> Data shown:
□ □ □ □ □
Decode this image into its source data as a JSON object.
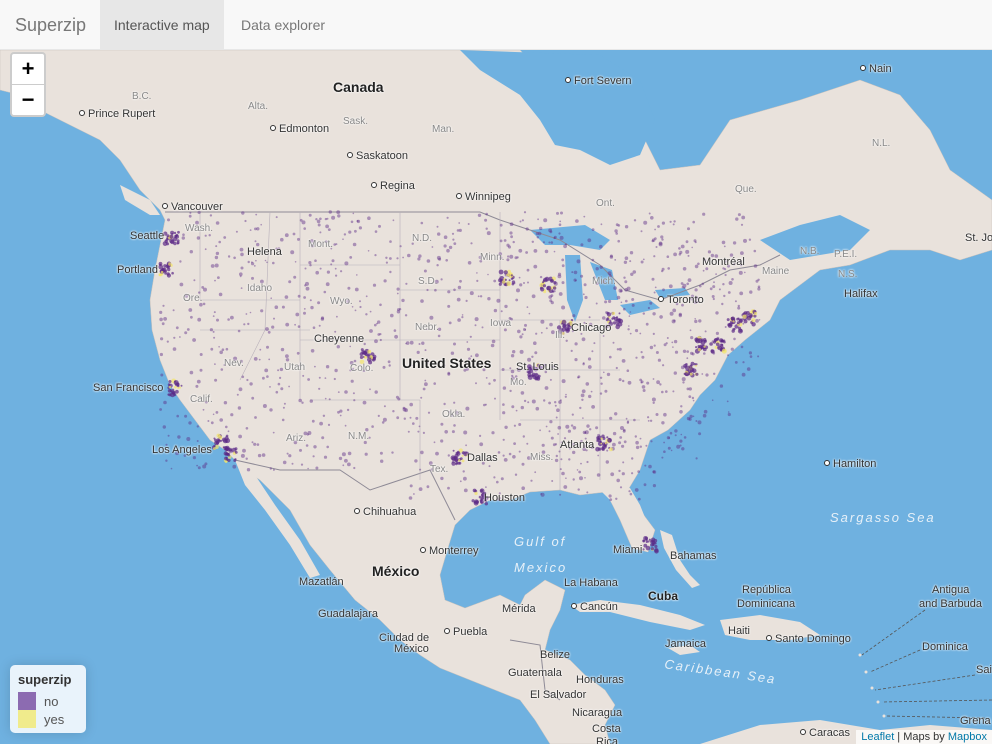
{
  "navbar": {
    "brand": "Superzip",
    "tabs": [
      {
        "label": "Interactive map",
        "active": true
      },
      {
        "label": "Data explorer",
        "active": false
      }
    ]
  },
  "zoom": {
    "in": "+",
    "out": "−"
  },
  "labels": {
    "countries": [
      "Canada",
      "United States",
      "México"
    ],
    "waters": [
      "Gulf of",
      "Mexico",
      "Sargasso Sea",
      "Caribbean Sea"
    ],
    "provinces": [
      "B.C.",
      "Alta.",
      "Sask.",
      "Man.",
      "Ont.",
      "Que.",
      "N.L.",
      "Wash.",
      "Mont.",
      "N.D.",
      "Minn.",
      "Mich.",
      "Idaho",
      "Ore.",
      "Wyo.",
      "S.D.",
      "Nebr.",
      "Iowa",
      "Nev.",
      "Utah",
      "Colo.",
      "Calif.",
      "Ariz.",
      "N.M.",
      "Okla.",
      "Tex.",
      "Mo.",
      "Miss.",
      "Ill.",
      "N.B.",
      "P.E.I.",
      "N.S.",
      "Maine"
    ],
    "cities": [
      "Nain",
      "Fort Severn",
      "Prince Rupert",
      "Edmonton",
      "Saskatoon",
      "Regina",
      "Winnipeg",
      "Vancouver",
      "Seattle",
      "Helena",
      "Portland",
      "Cheyenne",
      "San Francisco",
      "Los Angeles",
      "Chicago",
      "St. Louis",
      "Toronto",
      "Montréal",
      "Halifax",
      "St. Jo",
      "Atlanta",
      "Dallas",
      "Houston",
      "Miami",
      "Hamilton",
      "Chihuahua",
      "Monterrey",
      "Mazatlán",
      "Guadalajara",
      "Ciudad de",
      "México",
      "Puebla",
      "Mérida",
      "Cancún",
      "La Habana",
      "Cuba",
      "Bahamas",
      "República",
      "Dominicana",
      "Haiti",
      "Santo Domingo",
      "Jamaica",
      "Belize",
      "Guatemala",
      "Honduras",
      "El Salvador",
      "Nicaragua",
      "Costa",
      "Rica",
      "Caracas",
      "Antigua",
      "and Barbuda",
      "Dominica",
      "Sai",
      "Grena"
    ]
  },
  "legend": {
    "title": "superzip",
    "items": [
      {
        "label": "no",
        "color": "#8c6bb1"
      },
      {
        "label": "yes",
        "color": "#f0eb8c"
      }
    ]
  },
  "attribution": {
    "leaflet": "Leaflet",
    "sep": " | Maps by ",
    "mapbox": "Mapbox"
  },
  "colors": {
    "water": "#6fb1e0",
    "land": "#e9e2dc",
    "dot": "#5b2a86",
    "superzip": "#f2e66b"
  }
}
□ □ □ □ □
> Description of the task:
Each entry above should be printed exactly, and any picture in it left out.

> Solved problem:
Decode this image into its source data as a JSON object.
{
  "navbar": {
    "brand": "Superzip",
    "tabs": [
      {
        "label": "Interactive map",
        "active": true
      },
      {
        "label": "Data explorer",
        "active": false
      }
    ]
  },
  "zoom": {
    "in": "+",
    "out": "−"
  },
  "labels": {
    "countries": [
      "Canada",
      "United States",
      "México"
    ],
    "waters": [
      "Gulf of",
      "Mexico",
      "Sargasso Sea",
      "Caribbean Sea"
    ],
    "provinces": [
      "B.C.",
      "Alta.",
      "Sask.",
      "Man.",
      "Ont.",
      "Que.",
      "N.L.",
      "Wash.",
      "Mont.",
      "N.D.",
      "Minn.",
      "Mich.",
      "Idaho",
      "Ore.",
      "Wyo.",
      "S.D.",
      "Nebr.",
      "Iowa",
      "Nev.",
      "Utah",
      "Colo.",
      "Calif.",
      "Ariz.",
      "N.M.",
      "Okla.",
      "Tex.",
      "Mo.",
      "Miss.",
      "Ill.",
      "N.B.",
      "P.E.I.",
      "N.S.",
      "Maine"
    ],
    "cities": [
      "Nain",
      "Fort Severn",
      "Prince Rupert",
      "Edmonton",
      "Saskatoon",
      "Regina",
      "Winnipeg",
      "Vancouver",
      "Seattle",
      "Helena",
      "Portland",
      "Cheyenne",
      "San Francisco",
      "Los Angeles",
      "Chicago",
      "St. Louis",
      "Toronto",
      "Montréal",
      "Halifax",
      "St. Jo",
      "Atlanta",
      "Dallas",
      "Houston",
      "Miami",
      "Hamilton",
      "Chihuahua",
      "Monterrey",
      "Mazatlán",
      "Guadalajara",
      "Ciudad de",
      "México",
      "Puebla",
      "Mérida",
      "Cancún",
      "La Habana",
      "Cuba",
      "Bahamas",
      "República",
      "Dominicana",
      "Haiti",
      "Santo Domingo",
      "Jamaica",
      "Belize",
      "Guatemala",
      "Honduras",
      "El Salvador",
      "Nicaragua",
      "Costa",
      "Rica",
      "Caracas",
      "Antigua",
      "and Barbuda",
      "Dominica",
      "Sai",
      "Grena"
    ]
  },
  "legend": {
    "title": "superzip",
    "items": [
      {
        "label": "no",
        "color": "#8c6bb1"
      },
      {
        "label": "yes",
        "color": "#f0eb8c"
      }
    ]
  },
  "attribution": {
    "leaflet": "Leaflet",
    "sep": " | Maps by ",
    "mapbox": "Mapbox"
  },
  "colors": {
    "water": "#6fb1e0",
    "land": "#e9e2dc",
    "dot": "#5b2a86",
    "superzip": "#f2e66b"
  }
}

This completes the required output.